The prediction tool is based on an existing model, which was originally developed in a PhD project at the Technical University of Denmark [1]. However, the work carried out at DTI has resulted in a significant expansion of the model, which can now be applied to a much wider range of binder compositions, e.g. binders with a high content of fly ash and/or microsilica.

The developed modeling tool has been validated by a series of laboratory experiments, which demonstrated the capability of the model to quantify the binding of chloride in concrete. Furthermore, the inherent ability of the tool to predict the phase assemblage in hydrated cementitious systems has been confirmed by comparison with data from microscopic investigations of concrete samples collected from a series of old Danish coast bridges (i.e. samples collected from concrete structures after long-term exposure to seawater).

It is well-known that when chloride ions ingress into concrete (Fig. 1) part of the penetrating ions becomes fixed to the cement paste hydrates.

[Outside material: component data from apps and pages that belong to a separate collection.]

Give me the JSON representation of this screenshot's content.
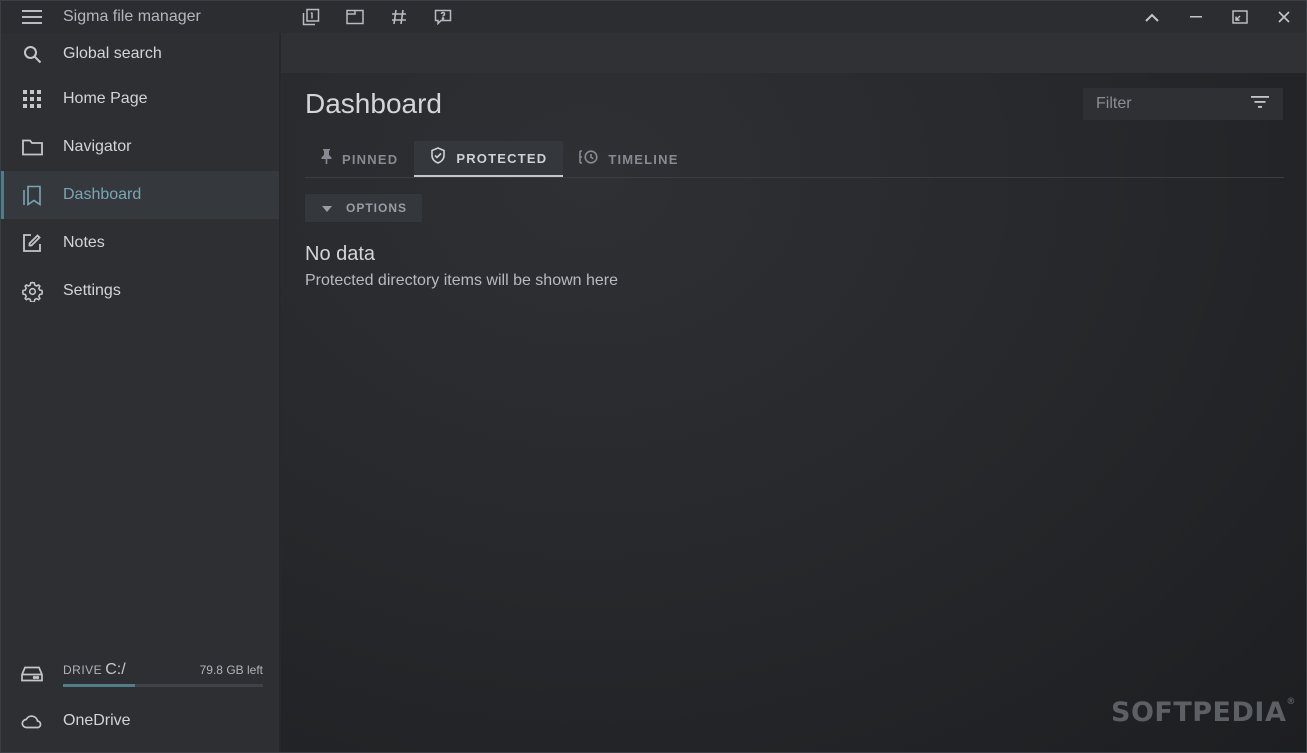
{
  "app": {
    "title": "Sigma file manager"
  },
  "sidebar": {
    "items": [
      {
        "label": "Global search",
        "icon": "search-icon"
      },
      {
        "label": "Home Page",
        "icon": "grid-icon"
      },
      {
        "label": "Navigator",
        "icon": "folder-icon"
      },
      {
        "label": "Dashboard",
        "icon": "bookmark-icon",
        "active": true
      },
      {
        "label": "Notes",
        "icon": "edit-note-icon"
      },
      {
        "label": "Settings",
        "icon": "gear-icon"
      }
    ],
    "drive": {
      "type_label": "DRIVE",
      "path": "C:/",
      "free": "79.8 GB left",
      "used_fraction": 0.36
    },
    "onedrive": {
      "label": "OneDrive"
    }
  },
  "main": {
    "title": "Dashboard",
    "filter_placeholder": "Filter",
    "tabs": [
      {
        "label": "PINNED",
        "icon": "pin-icon"
      },
      {
        "label": "PROTECTED",
        "icon": "shield-check-icon",
        "active": true
      },
      {
        "label": "TIMELINE",
        "icon": "history-icon"
      }
    ],
    "options_label": "OPTIONS",
    "empty_title": "No data",
    "empty_subtitle": "Protected directory items will be shown here"
  },
  "watermark": {
    "text": "SOFTPEDIA",
    "mark": "®"
  },
  "colors": {
    "accent": "#4f7d8a",
    "background": "#26282c",
    "sidebar": "#2d2f33"
  }
}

This phenomenon is commonly referred to as chloride binding and is important in connection with chloride-induced reinforcement corrosion, since the binding of chlorides reduces the amount of free chlorides available in the pore solution for initiation of reinforcement corrosion.

Exposure solution - Concrete

Fig. 1: Schematic illustration of the ingress of chloride ions from an exposure solution (e.g. seawater) into a reinforced concrete structure.


[1] Nielsen, E.P. The durability of white Portland cement to chemical attack. PhD thesis R-084, DTU·BYG, 2004.